Restate all the data exactly, so that each line is the same as before.

┏━━

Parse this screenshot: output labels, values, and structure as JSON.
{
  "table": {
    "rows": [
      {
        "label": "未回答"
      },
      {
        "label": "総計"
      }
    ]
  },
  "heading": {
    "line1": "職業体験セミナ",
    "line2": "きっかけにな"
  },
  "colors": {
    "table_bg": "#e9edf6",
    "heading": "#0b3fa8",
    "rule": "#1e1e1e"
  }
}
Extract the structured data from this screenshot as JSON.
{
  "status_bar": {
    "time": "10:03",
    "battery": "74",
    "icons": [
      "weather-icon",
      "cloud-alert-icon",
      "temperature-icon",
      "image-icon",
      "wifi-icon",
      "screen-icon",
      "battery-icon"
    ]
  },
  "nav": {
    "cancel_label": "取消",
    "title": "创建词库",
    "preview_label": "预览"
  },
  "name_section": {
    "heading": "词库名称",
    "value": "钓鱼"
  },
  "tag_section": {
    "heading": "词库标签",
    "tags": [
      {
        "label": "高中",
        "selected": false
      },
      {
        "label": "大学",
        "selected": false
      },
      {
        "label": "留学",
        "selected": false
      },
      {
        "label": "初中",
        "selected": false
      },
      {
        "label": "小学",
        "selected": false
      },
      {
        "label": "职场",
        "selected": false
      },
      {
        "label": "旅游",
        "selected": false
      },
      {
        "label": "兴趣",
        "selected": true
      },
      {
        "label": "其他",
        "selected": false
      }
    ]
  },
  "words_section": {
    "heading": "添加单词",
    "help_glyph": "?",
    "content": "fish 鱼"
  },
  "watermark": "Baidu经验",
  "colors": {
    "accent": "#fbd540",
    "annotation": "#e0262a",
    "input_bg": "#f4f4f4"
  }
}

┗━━

§ **RESPONSE**
Parse this screenshot: output labels, values, and structure as JSON.
{
  "table": {
    "rows": [
      {
        "label": "未回答"
      },
      {
        "label": "総計"
      }
    ]
  },
  "heading": {
    "line1": "職業体験セミナ",
    "line2": "きっかけにな"
  },
  "colors": {
    "table_bg": "#e9edf6",
    "heading": "#0b3fa8",
    "rule": "#1e1e1e"
  }
}
Extract the structured data from this screenshot as JSON.
{
  "status_bar": {
    "time": "10:03",
    "battery": "74",
    "icons": [
      "weather-icon",
      "cloud-alert-icon",
      "temperature-icon",
      "image-icon",
      "wifi-icon",
      "screen-icon",
      "battery-icon"
    ]
  },
  "nav": {
    "cancel_label": "取消",
    "title": "创建词库",
    "preview_label": "预览"
  },
  "name_section": {
    "heading": "词库名称",
    "value": "钓鱼"
  },
  "tag_section": {
    "heading": "词库标签",
    "tags": [
      {
        "label": "高中",
        "selected": false
      },
      {
        "label": "大学",
        "selected": false
      },
      {
        "label": "留学",
        "selected": false
      },
      {
        "label": "初中",
        "selected": false
      },
      {
        "label": "小学",
        "selected": false
      },
      {
        "label": "职场",
        "selected": false
      },
      {
        "label": "旅游",
        "selected": false
      },
      {
        "label": "兴趣",
        "selected": true
      },
      {
        "label": "其他",
        "selected": false
      }
    ]
  },
  "words_section": {
    "heading": "添加单词",
    "help_glyph": "?",
    "content": "fish 鱼"
  },
  "watermark": "Baidu经验",
  "colors": {
    "accent": "#fbd540",
    "annotation": "#e0262a",
    "input_bg": "#f4f4f4"
  }
}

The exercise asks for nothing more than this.